MATERIALS PROVIDED -
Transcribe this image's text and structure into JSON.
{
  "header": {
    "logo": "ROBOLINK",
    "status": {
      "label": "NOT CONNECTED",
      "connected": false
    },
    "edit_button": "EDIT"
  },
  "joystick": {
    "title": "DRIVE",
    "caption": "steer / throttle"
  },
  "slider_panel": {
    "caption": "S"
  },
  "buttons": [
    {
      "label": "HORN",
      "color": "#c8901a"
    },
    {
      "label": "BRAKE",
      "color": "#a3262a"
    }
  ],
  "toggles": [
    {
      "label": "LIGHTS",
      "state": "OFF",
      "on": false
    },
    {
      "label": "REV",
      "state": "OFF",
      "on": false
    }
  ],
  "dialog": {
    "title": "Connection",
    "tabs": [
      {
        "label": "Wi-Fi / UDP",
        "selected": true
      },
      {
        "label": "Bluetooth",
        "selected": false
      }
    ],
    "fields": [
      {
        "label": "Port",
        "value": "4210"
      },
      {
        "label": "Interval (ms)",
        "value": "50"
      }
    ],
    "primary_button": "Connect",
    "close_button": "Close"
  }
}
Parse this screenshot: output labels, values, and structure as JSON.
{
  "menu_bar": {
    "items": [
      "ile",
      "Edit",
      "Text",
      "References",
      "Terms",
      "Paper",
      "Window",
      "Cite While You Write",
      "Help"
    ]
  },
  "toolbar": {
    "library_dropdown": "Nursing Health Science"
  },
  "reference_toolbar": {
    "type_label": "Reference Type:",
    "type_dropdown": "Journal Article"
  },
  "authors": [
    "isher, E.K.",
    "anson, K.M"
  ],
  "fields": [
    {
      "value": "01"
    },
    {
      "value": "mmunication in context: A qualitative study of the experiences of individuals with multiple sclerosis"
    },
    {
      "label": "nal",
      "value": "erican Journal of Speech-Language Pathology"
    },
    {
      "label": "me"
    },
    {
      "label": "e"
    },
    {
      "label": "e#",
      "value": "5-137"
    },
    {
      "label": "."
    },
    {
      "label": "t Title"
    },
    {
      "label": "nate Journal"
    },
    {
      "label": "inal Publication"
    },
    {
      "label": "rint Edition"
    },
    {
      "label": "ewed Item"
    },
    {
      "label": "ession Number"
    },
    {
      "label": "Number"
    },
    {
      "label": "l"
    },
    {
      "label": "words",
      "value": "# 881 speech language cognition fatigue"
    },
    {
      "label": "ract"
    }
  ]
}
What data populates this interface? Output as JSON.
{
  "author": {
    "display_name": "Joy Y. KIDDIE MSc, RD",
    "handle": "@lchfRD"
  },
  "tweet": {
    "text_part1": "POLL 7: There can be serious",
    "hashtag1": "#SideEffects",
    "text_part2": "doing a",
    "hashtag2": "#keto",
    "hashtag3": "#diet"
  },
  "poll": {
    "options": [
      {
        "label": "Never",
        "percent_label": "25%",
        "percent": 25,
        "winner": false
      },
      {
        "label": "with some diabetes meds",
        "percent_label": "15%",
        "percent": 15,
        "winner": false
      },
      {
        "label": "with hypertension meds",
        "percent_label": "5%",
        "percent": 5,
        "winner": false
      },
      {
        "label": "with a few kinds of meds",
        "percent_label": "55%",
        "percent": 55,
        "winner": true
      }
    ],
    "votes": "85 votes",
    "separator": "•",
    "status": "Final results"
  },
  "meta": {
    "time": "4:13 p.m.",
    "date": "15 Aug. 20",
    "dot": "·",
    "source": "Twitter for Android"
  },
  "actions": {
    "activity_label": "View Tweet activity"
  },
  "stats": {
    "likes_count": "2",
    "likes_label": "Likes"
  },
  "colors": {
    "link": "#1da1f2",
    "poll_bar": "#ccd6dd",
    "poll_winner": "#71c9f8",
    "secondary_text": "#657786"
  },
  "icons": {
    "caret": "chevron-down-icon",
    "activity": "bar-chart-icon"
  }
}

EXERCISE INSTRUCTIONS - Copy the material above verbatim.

SOLUTION FOR THIS TASK -
Transcribe this image's text and structure into JSON.
{
  "header": {
    "logo": "ROBOLINK",
    "status": {
      "label": "NOT CONNECTED",
      "connected": false
    },
    "edit_button": "EDIT"
  },
  "joystick": {
    "title": "DRIVE",
    "caption": "steer / throttle"
  },
  "slider_panel": {
    "caption": "S"
  },
  "buttons": [
    {
      "label": "HORN",
      "color": "#c8901a"
    },
    {
      "label": "BRAKE",
      "color": "#a3262a"
    }
  ],
  "toggles": [
    {
      "label": "LIGHTS",
      "state": "OFF",
      "on": false
    },
    {
      "label": "REV",
      "state": "OFF",
      "on": false
    }
  ],
  "dialog": {
    "title": "Connection",
    "tabs": [
      {
        "label": "Wi-Fi / UDP",
        "selected": true
      },
      {
        "label": "Bluetooth",
        "selected": false
      }
    ],
    "fields": [
      {
        "label": "Port",
        "value": "4210"
      },
      {
        "label": "Interval (ms)",
        "value": "50"
      }
    ],
    "primary_button": "Connect",
    "close_button": "Close"
  }
}
Parse this screenshot: output labels, values, and structure as JSON.
{
  "menu_bar": {
    "items": [
      "ile",
      "Edit",
      "Text",
      "References",
      "Terms",
      "Paper",
      "Window",
      "Cite While You Write",
      "Help"
    ]
  },
  "toolbar": {
    "library_dropdown": "Nursing Health Science"
  },
  "reference_toolbar": {
    "type_label": "Reference Type:",
    "type_dropdown": "Journal Article"
  },
  "authors": [
    "isher, E.K.",
    "anson, K.M"
  ],
  "fields": [
    {
      "value": "01"
    },
    {
      "value": "mmunication in context: A qualitative study of the experiences of individuals with multiple sclerosis"
    },
    {
      "label": "nal",
      "value": "erican Journal of Speech-Language Pathology"
    },
    {
      "label": "me"
    },
    {
      "label": "e"
    },
    {
      "label": "e#",
      "value": "5-137"
    },
    {
      "label": "."
    },
    {
      "label": "t Title"
    },
    {
      "label": "nate Journal"
    },
    {
      "label": "inal Publication"
    },
    {
      "label": "rint Edition"
    },
    {
      "label": "ewed Item"
    },
    {
      "label": "ession Number"
    },
    {
      "label": "Number"
    },
    {
      "label": "l"
    },
    {
      "label": "words",
      "value": "# 881 speech language cognition fatigue"
    },
    {
      "label": "ract"
    }
  ]
}
What data populates this interface? Output as JSON.
{
  "author": {
    "display_name": "Joy Y. KIDDIE MSc, RD",
    "handle": "@lchfRD"
  },
  "tweet": {
    "text_part1": "POLL 7: There can be serious",
    "hashtag1": "#SideEffects",
    "text_part2": "doing a",
    "hashtag2": "#keto",
    "hashtag3": "#diet"
  },
  "poll": {
    "options": [
      {
        "label": "Never",
        "percent_label": "25%",
        "percent": 25,
        "winner": false
      },
      {
        "label": "with some diabetes meds",
        "percent_label": "15%",
        "percent": 15,
        "winner": false
      },
      {
        "label": "with hypertension meds",
        "percent_label": "5%",
        "percent": 5,
        "winner": false
      },
      {
        "label": "with a few kinds of meds",
        "percent_label": "55%",
        "percent": 55,
        "winner": true
      }
    ],
    "votes": "85 votes",
    "separator": "•",
    "status": "Final results"
  },
  "meta": {
    "time": "4:13 p.m.",
    "date": "15 Aug. 20",
    "dot": "·",
    "source": "Twitter for Android"
  },
  "actions": {
    "activity_label": "View Tweet activity"
  },
  "stats": {
    "likes_count": "2",
    "likes_label": "Likes"
  },
  "colors": {
    "link": "#1da1f2",
    "poll_bar": "#ccd6dd",
    "poll_winner": "#71c9f8",
    "secondary_text": "#657786"
  },
  "icons": {
    "caret": "chevron-down-icon",
    "activity": "bar-chart-icon"
  }
}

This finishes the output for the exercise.